A faithful copy of every entry, with the pictures removed, is what is needed here.

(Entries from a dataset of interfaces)

☆ ☆ ☆ ☆ ☆ ☆ ☆

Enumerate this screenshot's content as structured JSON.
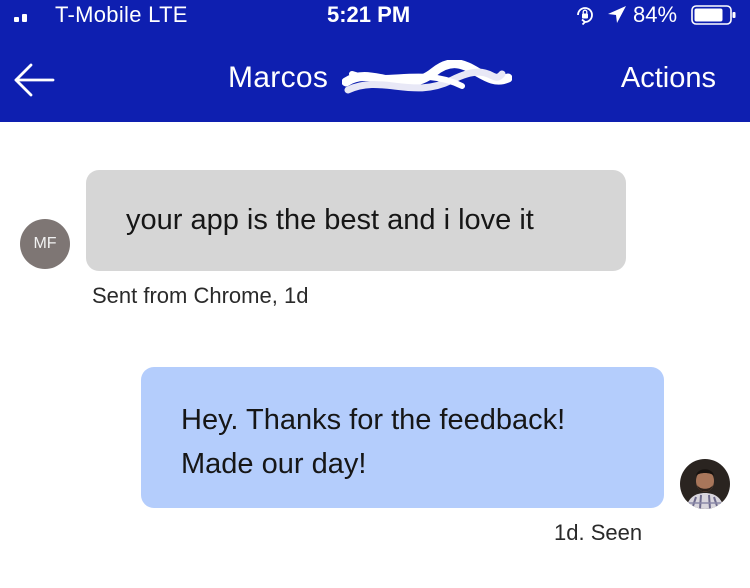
{
  "status_bar": {
    "carrier": "T-Mobile LTE",
    "time": "5:21 PM",
    "battery_percent": "84%",
    "icons": [
      "signal-icon",
      "orientation-lock-icon",
      "location-icon",
      "battery-icon"
    ]
  },
  "header": {
    "back_icon": "arrow-left-icon",
    "contact_name": "Marcos",
    "actions_label": "Actions",
    "background_color": "#0e1fb0"
  },
  "conversation": {
    "incoming": {
      "avatar_initials": "MF",
      "text": "your app is the best and i love it",
      "meta": "Sent from Chrome, 1d",
      "bubble_color": "#d6d6d6"
    },
    "outgoing": {
      "lines": [
        "Hey. Thanks for the feedback!",
        "Made our day!"
      ],
      "meta": "1d. Seen",
      "bubble_color": "#b4cdfc",
      "avatar": "user-photo-avatar"
    }
  }
}
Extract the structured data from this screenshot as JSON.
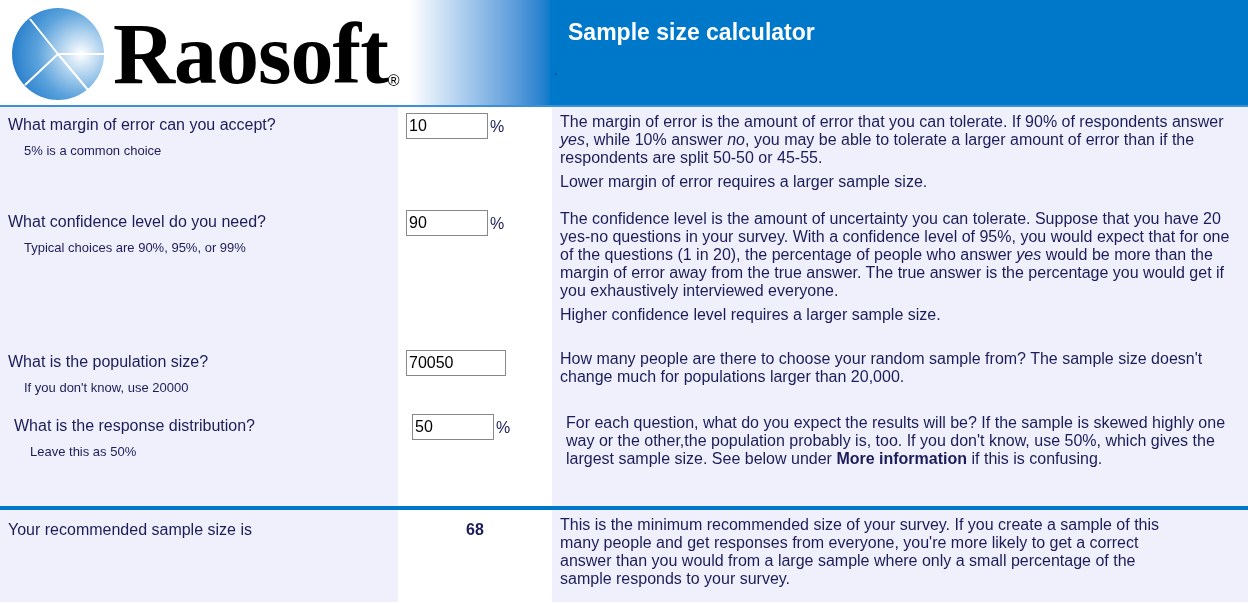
{
  "header": {
    "logo_text": "Raosoft",
    "registered_mark": "®",
    "title": "Sample size calculator",
    "mark": "."
  },
  "questions": [
    {
      "question": "What margin of error can you accept?",
      "hint": "5% is a common choice",
      "value": "10",
      "unit": "%",
      "description": [
        "The margin of error is the amount of error that you can tolerate. If 90% of respondents answer *yes*, while 10% answer *no*, you may be able to tolerate a larger amount of error than if the respondents are split 50-50 or 45-55.",
        "Lower margin of error requires a larger sample size."
      ]
    },
    {
      "question": "What confidence level do you need?",
      "hint": "Typical choices are 90%, 95%, or 99%",
      "value": "90",
      "unit": "%",
      "description": [
        "The confidence level is the amount of uncertainty you can tolerate. Suppose that you have 20 yes-no questions in your survey. With a confidence level of 95%, you would expect that for one of the questions (1 in 20), the percentage of people who answer *yes* would be more than the margin of error away from the true answer. The true answer is the percentage you would get if you exhaustively interviewed everyone.",
        "Higher confidence level requires a larger sample size."
      ]
    },
    {
      "question": "What is the population size?",
      "hint": "If you don't know, use 20000",
      "value": "70050",
      "description": [
        "How many people are there to choose your random sample from? The sample size doesn't change much for populations larger than 20,000."
      ]
    },
    {
      "question": "What is the response distribution?",
      "hint": "Leave this as 50%",
      "value": "50",
      "unit": "%",
      "description": [
        "For each question, what do you expect the results will be? If the sample is skewed highly one way or the other,the population probably is, too. If you don't know, use 50%, which gives the largest sample size. See below under **More information** if this is confusing."
      ]
    }
  ],
  "result": {
    "label": "Your recommended sample size is",
    "value": "68",
    "description": "This is the minimum recommended size of your survey. If you create a sample of this many people and get responses from everyone, you're more likely to get a correct answer than you would from a large sample where only a small percentage of the sample responds to your survey."
  }
}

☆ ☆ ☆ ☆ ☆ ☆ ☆

▶ _Exercise solution_:
Enumerate this screenshot's content as structured JSON.
{
  "status_bar": {
    "carrier": "T-Mobile LTE",
    "time": "5:21 PM",
    "battery_percent": "84%",
    "icons": [
      "signal-icon",
      "orientation-lock-icon",
      "location-icon",
      "battery-icon"
    ]
  },
  "header": {
    "back_icon": "arrow-left-icon",
    "contact_name": "Marcos",
    "actions_label": "Actions",
    "background_color": "#0e1fb0"
  },
  "conversation": {
    "incoming": {
      "avatar_initials": "MF",
      "text": "your app is the best and i love it",
      "meta": "Sent from Chrome, 1d",
      "bubble_color": "#d6d6d6"
    },
    "outgoing": {
      "lines": [
        "Hey. Thanks for the feedback!",
        "Made our day!"
      ],
      "meta": "1d. Seen",
      "bubble_color": "#b4cdfc",
      "avatar": "user-photo-avatar"
    }
  }
}
Extract the structured data from this screenshot as JSON.
{
  "header": {
    "logo_text": "Raosoft",
    "registered_mark": "®",
    "title": "Sample size calculator",
    "mark": "."
  },
  "questions": [
    {
      "question": "What margin of error can you accept?",
      "hint": "5% is a common choice",
      "value": "10",
      "unit": "%",
      "description": [
        "The margin of error is the amount of error that you can tolerate. If 90% of respondents answer *yes*, while 10% answer *no*, you may be able to tolerate a larger amount of error than if the respondents are split 50-50 or 45-55.",
        "Lower margin of error requires a larger sample size."
      ]
    },
    {
      "question": "What confidence level do you need?",
      "hint": "Typical choices are 90%, 95%, or 99%",
      "value": "90",
      "unit": "%",
      "description": [
        "The confidence level is the amount of uncertainty you can tolerate. Suppose that you have 20 yes-no questions in your survey. With a confidence level of 95%, you would expect that for one of the questions (1 in 20), the percentage of people who answer *yes* would be more than the margin of error away from the true answer. The true answer is the percentage you would get if you exhaustively interviewed everyone.",
        "Higher confidence level requires a larger sample size."
      ]
    },
    {
      "question": "What is the population size?",
      "hint": "If you don't know, use 20000",
      "value": "70050",
      "description": [
        "How many people are there to choose your random sample from? The sample size doesn't change much for populations larger than 20,000."
      ]
    },
    {
      "question": "What is the response distribution?",
      "hint": "Leave this as 50%",
      "value": "50",
      "unit": "%",
      "description": [
        "For each question, what do you expect the results will be? If the sample is skewed highly one way or the other,the population probably is, too. If you don't know, use 50%, which gives the largest sample size. See below under **More information** if this is confusing."
      ]
    }
  ],
  "result": {
    "label": "Your recommended sample size is",
    "value": "68",
    "description": "This is the minimum recommended size of your survey. If you create a sample of this many people and get responses from everyone, you're more likely to get a correct answer than you would from a large sample where only a small percentage of the sample responds to your survey."
  }
}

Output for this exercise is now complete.